With only around 100 Sumatran rhinos estimated to survive in the wild, spread out across massive distances, the future of the species balances on a precipitous edge.
“This is an exciting discovery and a major conservation success,” says Dr. Pak Efransjah, the CEO of WWF-Indonesia, who have been running the project. “We now have proof that a species once thought extinct in Kalimantan still roams the forests, and we will now strengthen our efforts to protect this extraordinary species.” The individual is a female, and is thought to be around 4 or 5 years old. The team caught her using a pit trap in Kutai Barat, where it is thought that around 15 of the animals survive in three populations.
Researchers caught the animal in a specially designed pit trap. © Ari Wibowo / WWF-Indonesia
The Sumatran rhino (Dicerorhinus sumatrensis), also known as the “hairy rhino” due to its covering of fur (especially on the young), is the smallest species of rhino alive today. Once roaming across much of Southeast Asia, from India and China down to Indonesia, they are now restricted to scattered populations, most of which are found on the island of Sumatra. They face serious threats from poachers, but also through habitat loss as the forests they live in are cut down. The wild population of Sumatran rhino in Malaysian Borneo was declared extinct last year.

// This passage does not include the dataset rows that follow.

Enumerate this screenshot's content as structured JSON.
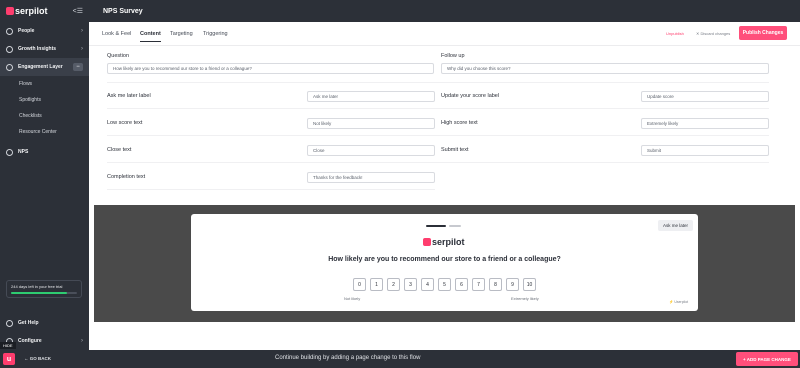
{
  "sidebar": {
    "logo_text": "serpilot",
    "items": [
      {
        "label": "People"
      },
      {
        "label": "Growth Insights"
      },
      {
        "label": "Engagement Layer"
      }
    ],
    "sub_items": [
      {
        "label": "Flows"
      },
      {
        "label": "Spotlights"
      },
      {
        "label": "Checklists"
      },
      {
        "label": "Resource Center"
      }
    ],
    "nps_label": "NPS",
    "trial_text": "244 days left in your free trial",
    "trial_progress": 0.85,
    "help_label": "Get Help",
    "configure_label": "Configure",
    "hide_label": "HIDE"
  },
  "topbar": {
    "title": "NPS Survey"
  },
  "tabs": [
    {
      "label": "Look & Feel"
    },
    {
      "label": "Content"
    },
    {
      "label": "Targeting"
    },
    {
      "label": "Triggering"
    }
  ],
  "actions": {
    "unpublish": "Unpublish",
    "discard": "✕ Discard changes",
    "publish": "Publish Changes"
  },
  "form": {
    "question_label": "Question",
    "question_value": "How likely are you to recommend our store to a friend or a colleague?",
    "followup_label": "Follow up",
    "followup_value": "Why did you choose this score?",
    "ask_later_label": "Ask me later label",
    "ask_later_value": "Ask me later",
    "update_score_label": "Update your score label",
    "update_score_value": "Update score",
    "low_score_label": "Low score text",
    "low_score_value": "Not likely",
    "high_score_label": "High score text",
    "high_score_value": "Extremely likely",
    "close_label": "Close text",
    "close_value": "Close",
    "submit_label": "Submit text",
    "submit_value": "Submit",
    "completion_label": "Completion text",
    "completion_value": "Thanks for the feedback!"
  },
  "preview": {
    "ask_later": "Ask me later",
    "logo_text": "serpilot",
    "question": "How likely are you to recommend our store to a friend or a colleague?",
    "scale": [
      "0",
      "1",
      "2",
      "3",
      "4",
      "5",
      "6",
      "7",
      "8",
      "9",
      "10"
    ],
    "low": "Not likely",
    "high": "Extremely likely",
    "powered": "⚡ Userpilot"
  },
  "bottombar": {
    "logo": "u",
    "go_back": "← GO BACK",
    "message": "Continue building by adding a page change to this flow",
    "add_change": "+ ADD PAGE CHANGE"
  },
  "colors": {
    "accent": "#ff4f7b",
    "sidebar": "#2c3038",
    "preview_bg": "#4a4a4a"
  }
}
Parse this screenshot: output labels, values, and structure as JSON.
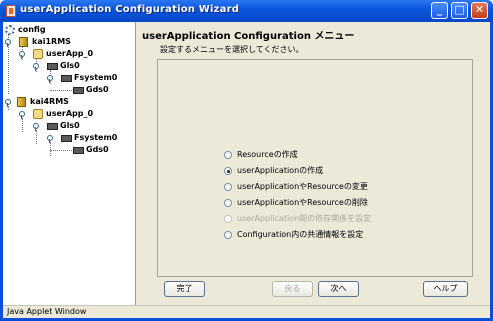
{
  "window": {
    "title": "userApplication Configuration Wizard",
    "minimize_glyph": "_",
    "maximize_glyph": "□",
    "close_glyph": "✕"
  },
  "tree": {
    "nodes": [
      {
        "label": "config",
        "icon": "root-icon"
      },
      {
        "label": "kai1RMS",
        "icon": "host-icon"
      },
      {
        "label": "userApp_0",
        "icon": "app-icon"
      },
      {
        "label": "Gls0",
        "icon": "resource-icon"
      },
      {
        "label": "Fsystem0",
        "icon": "resource-icon"
      },
      {
        "label": "Gds0",
        "icon": "resource-icon"
      },
      {
        "label": "kai4RMS",
        "icon": "host-icon"
      },
      {
        "label": "userApp_0",
        "icon": "app-icon"
      },
      {
        "label": "Gls0",
        "icon": "resource-icon"
      },
      {
        "label": "Fsystem0",
        "icon": "resource-icon"
      },
      {
        "label": "Gds0",
        "icon": "resource-icon"
      }
    ]
  },
  "panel": {
    "title": "userApplication Configuration メニュー",
    "instruction": "設定するメニューを選択してください。",
    "options": [
      {
        "label": "Resourceの作成",
        "selected": false,
        "enabled": true
      },
      {
        "label": "userApplicationの作成",
        "selected": true,
        "enabled": true
      },
      {
        "label": "userApplicationやResourceの変更",
        "selected": false,
        "enabled": true
      },
      {
        "label": "userApplicationやResourceの削除",
        "selected": false,
        "enabled": true
      },
      {
        "label": "userApplication間の依存関係を設定",
        "selected": false,
        "enabled": false
      },
      {
        "label": "Configuration内の共通情報を設定",
        "selected": false,
        "enabled": true
      }
    ]
  },
  "buttons": {
    "finish": "完了",
    "back": "戻る",
    "next": "次へ",
    "help": "ヘルプ"
  },
  "status": {
    "text": "Java Applet Window"
  }
}
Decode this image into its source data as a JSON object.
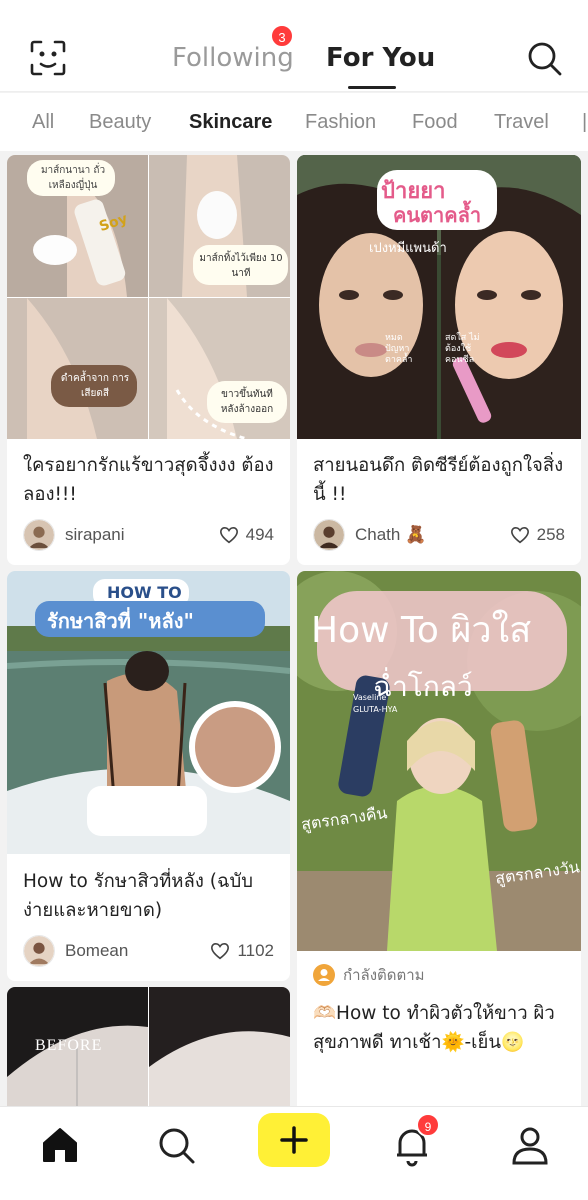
{
  "header": {
    "tabs": [
      {
        "label": "Following",
        "badge": "3",
        "active": false
      },
      {
        "label": "For You",
        "active": true
      }
    ]
  },
  "categories": [
    "All",
    "Beauty",
    "Skincare",
    "Fashion",
    "Food",
    "Travel"
  ],
  "active_category": "Skincare",
  "posts": [
    {
      "title": "ใครอยากรักแร้ขาวสุดจึ้งงง ต้องลอง!!!",
      "author": "sirapani",
      "likes": "494",
      "image_text": [
        "มาส์กนานา ถั่วเหลืองญี่ปุ่น",
        "Soy",
        "มาส์กทิ้งไว้เพียง 10 นาที",
        "ดำคล้ำจาก การเสียดสี",
        "ขาวขึ้นทันที หลังล้างออก"
      ]
    },
    {
      "title": "สายนอนดึก ติดซีรีย์ต้องถูกใจสิ่งนี้ !!",
      "author": "Chath 🧸",
      "likes": "258",
      "image_text": [
        "ป้ายยา",
        "คนตาคล้ำ",
        "เปงหมีแพนด้า",
        "หมดปัญหา ตาคล้ำ",
        "สดใส ไม่ต้องใช้ คอนซีล"
      ]
    },
    {
      "title": "How to รักษาสิวที่หลัง (ฉบับง่ายและหายขาด)",
      "author": "Bomean",
      "likes": "1102",
      "image_text": [
        "HOW TO",
        "รักษาสิวที่ \"หลัง\""
      ]
    },
    {
      "status": "กำลังติดตาม",
      "title": "🫶🏻How to ทำผิวตัวให้ขาว ผิวสุขภาพดี ทาเช้า🌞-เย็น🌝",
      "image_text": [
        "How To ผิวใส",
        "ฉ่ำโกลว์",
        "Vaseline",
        "GLUTA-HYA",
        "สูตรกลางคืน",
        "สูตรกลางวัน"
      ]
    },
    {
      "image_text": [
        "BEFORE"
      ]
    }
  ],
  "bottom_nav": {
    "items": [
      "home",
      "search",
      "add",
      "notifications",
      "profile"
    ],
    "notification_badge": "9"
  },
  "colors": {
    "accent": "#fff036",
    "badge": "#ff3b3b"
  }
}
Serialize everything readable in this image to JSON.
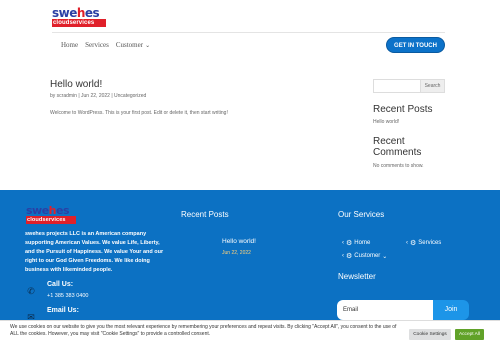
{
  "header": {
    "logo_top_a": "swe",
    "logo_top_b": "h",
    "logo_top_c": "es",
    "logo_bottom": "cloudservices",
    "nav": [
      {
        "label": "Home"
      },
      {
        "label": "Services"
      },
      {
        "label": "Customer"
      }
    ],
    "cta_label": "GET IN TOUCH"
  },
  "post": {
    "title": "Hello world!",
    "meta": "by scradmin | Jun 22, 2022 | Uncategorized",
    "excerpt": "Welcome to WordPress. This is your first post. Edit or delete it, then start writing!"
  },
  "sidebar": {
    "search_button": "Search",
    "recent_posts_heading": "Recent Posts",
    "recent_posts": [
      "Hello world!"
    ],
    "recent_comments_heading": "Recent Comments",
    "no_comments": "No comments to show."
  },
  "footer": {
    "description": "swehes projects LLC is an American company supporting American Values. We value Life, Liberty, and the Pursuit of Happiness. We value Your and our right to our God Given Freedoms. We like doing business with likeminded people.",
    "call_label": "Call Us:",
    "call_value": "+1 385 383 0400",
    "email_label": "Email Us:",
    "recent_posts_heading": "Recent Posts",
    "recent_post_title": "Hello world!",
    "recent_post_date": "Jun 22, 2022",
    "services_heading": "Our Services",
    "services": {
      "home": "Home",
      "services": "Services",
      "customer": "Customer"
    },
    "newsletter_heading": "Newsletter",
    "email_placeholder": "Email",
    "join_label": "Join"
  },
  "cookie": {
    "text": "We use cookies on our website to give you the most relevant experience by remembering your preferences and repeat visits. By clicking \"Accept All\", you consent to the use of ALL the cookies. However, you may visit \"Cookie Settings\" to provide a controlled consent.",
    "settings_label": "Cookie Settings",
    "accept_label": "Accept All"
  },
  "colors": {
    "brand_blue": "#0c71c3",
    "logo_red": "#e0202a",
    "accept_green": "#61a229"
  },
  "icons": [
    "chevron-down-icon",
    "phone-icon",
    "mail-icon",
    "arrow-icon",
    "gear-icon"
  ]
}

She is thought to be around 4 years old, and will move to a newly established Sumatran Rhino Sanctuary. © Ari Wibowo / WWF-Indonesia
While a handful of Sumatran rhino are already in captivity on the island of Sumatra, breeding the animals has been notoriously difficult. This is in part because if female Sumatran rhinos go for long periods of time without mating, they develop cysts in their womb, which eventually means they are no longer able to have calves. It is hoped that by bringing young females in from the wild for a breeding program, they will have had more frequent contact with other males and hopefully won’t suffer from this issue.

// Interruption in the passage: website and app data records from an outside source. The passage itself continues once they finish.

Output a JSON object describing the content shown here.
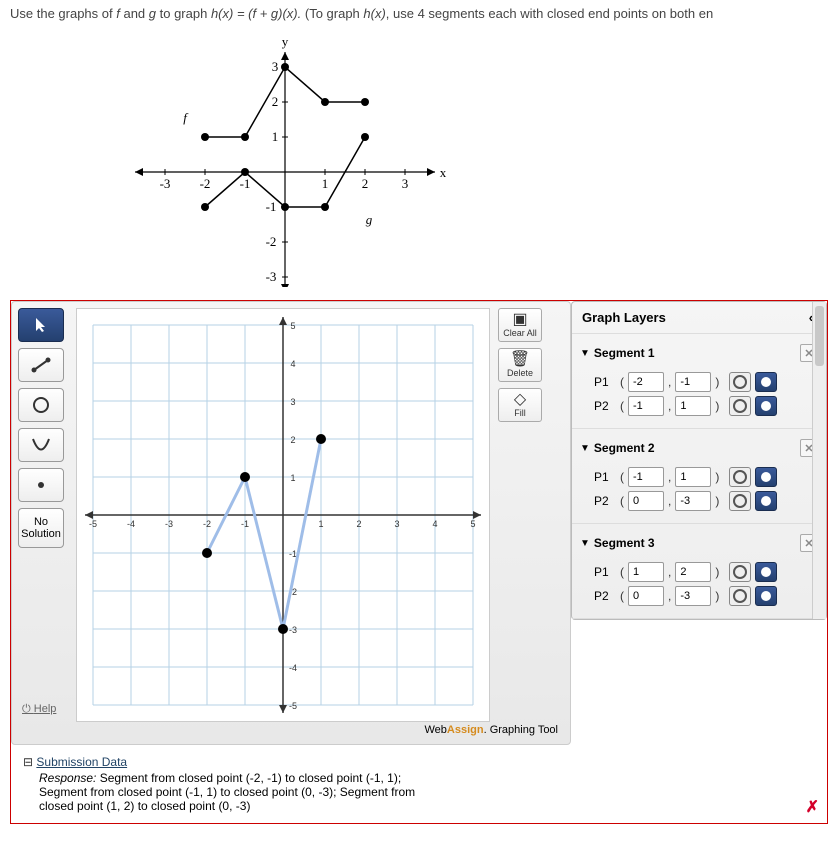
{
  "question": {
    "prefix": "Use the graphs of ",
    "f": "f",
    "and": " and ",
    "g": "g",
    "mid": " to graph  ",
    "hx": "h(x) = (f + g)(x).",
    "suffix": "  (To graph ",
    "hx2": "h(x)",
    "tail": ", use 4 segments each with closed end points on both en"
  },
  "figure": {
    "ylabel": "y",
    "xlabel": "x",
    "f_label": "f",
    "g_label": "g",
    "xticks": [
      "-3",
      "-2",
      "-1",
      "1",
      "2",
      "3"
    ],
    "yticks": [
      "-3",
      "-2",
      "-1",
      "1",
      "2",
      "3"
    ]
  },
  "graph_tool": {
    "canvas": {
      "range": [
        -5,
        5
      ],
      "xticks": [
        "-5",
        "-4",
        "-3",
        "-2",
        "-1",
        "1",
        "2",
        "3",
        "4",
        "5"
      ],
      "yticks": [
        "-5",
        "-4",
        "-3",
        "-2",
        "-1",
        "1",
        "2",
        "3",
        "4",
        "5"
      ]
    },
    "right_buttons": {
      "clear_all": "Clear All",
      "delete": "Delete",
      "fill": "Fill"
    },
    "no_solution": "No\nSolution",
    "help": "Help",
    "brand_prefix": "Web",
    "brand_bold": "Assign",
    "brand_suffix": ". Graphing Tool"
  },
  "layers": {
    "title": "Graph Layers",
    "segments": [
      {
        "name": "Segment 1",
        "p1": [
          "-2",
          "-1"
        ],
        "p2": [
          "-1",
          "1"
        ]
      },
      {
        "name": "Segment 2",
        "p1": [
          "-1",
          "1"
        ],
        "p2": [
          "0",
          "-3"
        ]
      },
      {
        "name": "Segment 3",
        "p1": [
          "1",
          "2"
        ],
        "p2": [
          "0",
          "-3"
        ]
      }
    ],
    "p1_label": "P1",
    "p2_label": "P2"
  },
  "submission": {
    "title": "Submission Data",
    "response_label": "Response:",
    "response_text": " Segment from closed point (-2, -1) to closed point (-1, 1); Segment from closed point (-1, 1) to closed point (0, -3); Segment from closed point (1, 2) to closed point (0, -3)"
  },
  "chart_data": [
    {
      "type": "line",
      "title": "Reference graphs of f and g",
      "xlabel": "x",
      "ylabel": "y",
      "xlim": [
        -3.5,
        3.5
      ],
      "ylim": [
        -3.5,
        3.5
      ],
      "series": [
        {
          "name": "f",
          "x": [
            -2,
            -1,
            0,
            1,
            2
          ],
          "y": [
            1,
            1,
            3,
            2,
            2
          ],
          "endpoints": "closed"
        },
        {
          "name": "g",
          "x": [
            -2,
            -1,
            0,
            1,
            2
          ],
          "y": [
            -1,
            0,
            -1,
            -1,
            1
          ],
          "endpoints": "closed"
        }
      ]
    },
    {
      "type": "line",
      "title": "User-drawn h(x) segments on graphing tool",
      "xlabel": "x",
      "ylabel": "y",
      "xlim": [
        -5,
        5
      ],
      "ylim": [
        -5,
        5
      ],
      "series": [
        {
          "name": "Segment 1",
          "x": [
            -2,
            -1
          ],
          "y": [
            -1,
            1
          ],
          "endpoints": "closed"
        },
        {
          "name": "Segment 2",
          "x": [
            -1,
            0
          ],
          "y": [
            1,
            -3
          ],
          "endpoints": "closed"
        },
        {
          "name": "Segment 3",
          "x": [
            1,
            0
          ],
          "y": [
            2,
            -3
          ],
          "endpoints": "closed"
        }
      ]
    }
  ]
}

The overall aim is to translocate at least three of the diminutive rhino from their current habitat to a Sumatran Rhino Sanctuary that will be established about 150 kilometers (93 miles) from the capture site, though the exact location of the center has not been revealed due to the threat of it being targeted. This will be the second such sanctuary in Indonesia after the first one was established in Sumatra in 1984, and will hopefully keep the animals safe from poaching and establish a breeding population in Borneo.